Almost all our Freedom fighters, after their death, are conveniently dragged into current political debates, mostly by those who have little knowledge about them- or with their politics during Freedom struggle. Among many- Shaheed Bhagat Singh, in recent past, has been unfortunately invoked by the Nationalist parade of India.
Despite of Bhagat Singh being a Comrade (leftist) in his life, it is observed that the right wing political groups are more interested in exercising their copyright over him. The problem with right is that all it has to sell in politics is nationalism, while its share in creating nationalist icons since 1925, is abysmally poor. This leaves the right wing with no credible nationalist icon to look up to and their only option is to hang on to the most popular ones at the slightest opportunity.
These icons certainly deserve a lot more than being portrayed just as a nationalist or a Martyr. They are conveniently fitted into current right wing politics of nationalism and slogans. In recent days, there seems to be a habit of the latter day ‘nationalists’ to raise divisive issues to parade their patriotism.
The most recent example of this is the attack on the distinguished Indian historian Professor Bipin Chandra and his colleagues who authored the book, “India’s struggle for Independence” published back in 1988. The objection is that Shaheed Bhagat Singh and his comrades have been described there as “revolutionary terrorists”.
The concept of Terrorism as a revolutionary struggle is actually dated back to the Russian revolutionaries fighting against the Tsarist tyranny. In past two or three decades, the vocabulary of terrorism has shifted more towards killing of innocent men, women and children. Thus, the definition has changed and is no more like the 1930’s.
In his several writings from 1926 to 1931, Singh sahib repeatedly raised the issue of terrorism, saying that the colonial rule of British can only be countered by terrorism and not by Gandhi’s ‘ahimsa‘ or non-violence. His ‘Hindustan Socialist Republican Association’ clarified terrorism as “an effective means of retaliation”.
Only those who read history in the present context can see the tag of terrorism as an insult to Bhagat Singh and others. But for them, it was actually a strategy to fight.
Why can’t we talk about Bhagat Singh’s categorical views about God, religion, caste and communalism? Besides writing a masterly article “Why I am an Atheist” during his incarceration, the Naujawan Bharat Sabha, an organisation he founded in 1926, repeatedly condemned the religious strife of the 1920s. Its manifesto, invoking Bolshevik Russia, said:
“When the great Russia is playing the role of the world’s benefactor; what are we Indians doing? The mere cutting of a branch of the Pipaltree hurts the religious feelings of the Hindus. They get excited. God (Allah) gets infuriated at the mere tearing of the paper Tazia of the Iconoclasts and they do not rest content till they shed the blood of the unholy Hindus. Man is more valuable than animals. But, here in India, we are breaking one another’s head in the name of holy animals. The morbidity of communalism has blurred our sight while the youth of the world are thinking in terms of internationalism.”

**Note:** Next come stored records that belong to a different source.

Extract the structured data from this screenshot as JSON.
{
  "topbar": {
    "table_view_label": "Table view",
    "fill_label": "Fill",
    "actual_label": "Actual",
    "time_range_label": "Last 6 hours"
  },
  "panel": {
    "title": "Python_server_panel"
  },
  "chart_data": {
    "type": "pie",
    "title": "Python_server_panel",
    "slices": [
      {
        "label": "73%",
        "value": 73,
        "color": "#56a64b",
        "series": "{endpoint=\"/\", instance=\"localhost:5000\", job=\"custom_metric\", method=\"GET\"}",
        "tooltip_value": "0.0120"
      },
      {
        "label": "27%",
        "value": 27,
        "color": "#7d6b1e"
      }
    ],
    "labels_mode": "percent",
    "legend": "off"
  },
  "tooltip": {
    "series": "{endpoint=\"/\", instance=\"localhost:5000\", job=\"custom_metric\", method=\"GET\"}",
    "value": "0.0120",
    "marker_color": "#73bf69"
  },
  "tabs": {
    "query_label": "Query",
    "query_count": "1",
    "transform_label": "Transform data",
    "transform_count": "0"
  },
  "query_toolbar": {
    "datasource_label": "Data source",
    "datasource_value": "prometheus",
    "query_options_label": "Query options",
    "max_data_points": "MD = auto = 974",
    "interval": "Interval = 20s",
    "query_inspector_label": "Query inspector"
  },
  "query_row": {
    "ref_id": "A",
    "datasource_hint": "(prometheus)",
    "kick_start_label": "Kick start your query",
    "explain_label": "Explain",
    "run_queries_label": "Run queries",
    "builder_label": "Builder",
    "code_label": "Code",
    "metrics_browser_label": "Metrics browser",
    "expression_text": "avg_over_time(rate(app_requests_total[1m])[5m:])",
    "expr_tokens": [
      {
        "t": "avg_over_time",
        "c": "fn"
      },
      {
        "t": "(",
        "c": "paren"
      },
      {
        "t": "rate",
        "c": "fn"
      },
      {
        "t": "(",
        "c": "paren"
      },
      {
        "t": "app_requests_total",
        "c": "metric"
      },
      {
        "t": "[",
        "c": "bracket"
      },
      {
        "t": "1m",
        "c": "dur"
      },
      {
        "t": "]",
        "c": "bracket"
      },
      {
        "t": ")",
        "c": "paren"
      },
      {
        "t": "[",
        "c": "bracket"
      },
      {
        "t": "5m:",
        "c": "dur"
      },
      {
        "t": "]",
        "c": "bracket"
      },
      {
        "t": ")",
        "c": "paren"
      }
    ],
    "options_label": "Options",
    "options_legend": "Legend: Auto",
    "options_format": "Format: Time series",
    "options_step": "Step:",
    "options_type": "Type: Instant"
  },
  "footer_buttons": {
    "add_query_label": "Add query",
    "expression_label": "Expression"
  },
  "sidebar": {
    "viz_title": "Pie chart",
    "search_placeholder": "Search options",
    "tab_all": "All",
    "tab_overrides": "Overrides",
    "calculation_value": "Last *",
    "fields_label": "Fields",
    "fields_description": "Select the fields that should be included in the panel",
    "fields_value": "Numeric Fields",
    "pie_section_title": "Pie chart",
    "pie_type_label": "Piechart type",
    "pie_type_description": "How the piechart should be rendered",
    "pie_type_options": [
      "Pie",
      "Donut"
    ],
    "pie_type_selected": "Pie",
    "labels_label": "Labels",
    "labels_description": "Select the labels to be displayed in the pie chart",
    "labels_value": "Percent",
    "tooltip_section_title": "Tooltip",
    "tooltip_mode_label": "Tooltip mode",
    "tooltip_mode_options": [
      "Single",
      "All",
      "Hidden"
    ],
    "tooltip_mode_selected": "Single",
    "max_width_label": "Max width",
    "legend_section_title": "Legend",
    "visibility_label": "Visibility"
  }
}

Our Nationalist friends unfortunately ignore the intelligence of Bhagat Singh and are so busy in crafting his image as a nationalist that they forget his philosophy and his revolutionary thinking.
It is understood that many of us would not like to call our freedom fighters- Bhagat Singh or Surya Sen or Chandrashekhar Azad- “terrorists”. But if we claim to be nationalists, we should not forget that there was a time when the tag of terrorism was borne with pride by people who actually gave their life for this country. And let us not politicise these great people and not demand the changes in books and display our own ignorance to the world.
S Irfan Habib, Delhi based historian and author, sums this up well- “Nationalism is not empty rhetoric – it can’t be flaunted by mere chest thumping or even by branding some fellow citizens as anti-nationals. Bhagat Singh was a nationalists because he had a serious vision for nation building. He was in the vanguard of our freedom struggle and not engaged in some apolitical and safe socio-religious reform programme. Our pluralist nationalism is an inheritance from our freedom struggle, which could only be articulated after decades of churning and was later defined in the Constituent Assembly Debates”.
Fortunately mainstream media and the social media armies are so busy in the Maratha turmoil and Indian cricket team’s victory over New Zealand that they have forgot the 109th anniversary of Shaheed Bhagat Singh.
It has become a serious time pass for Indians to remove the long buried dead bodies of great heroes and colour them either according to their religion or their ideology. We have already started the process with Bhagat Singh, let us collectively end this immoral tradition and begin with a new one where we can celebrate the work done by our national heroes.
By Raj Kamble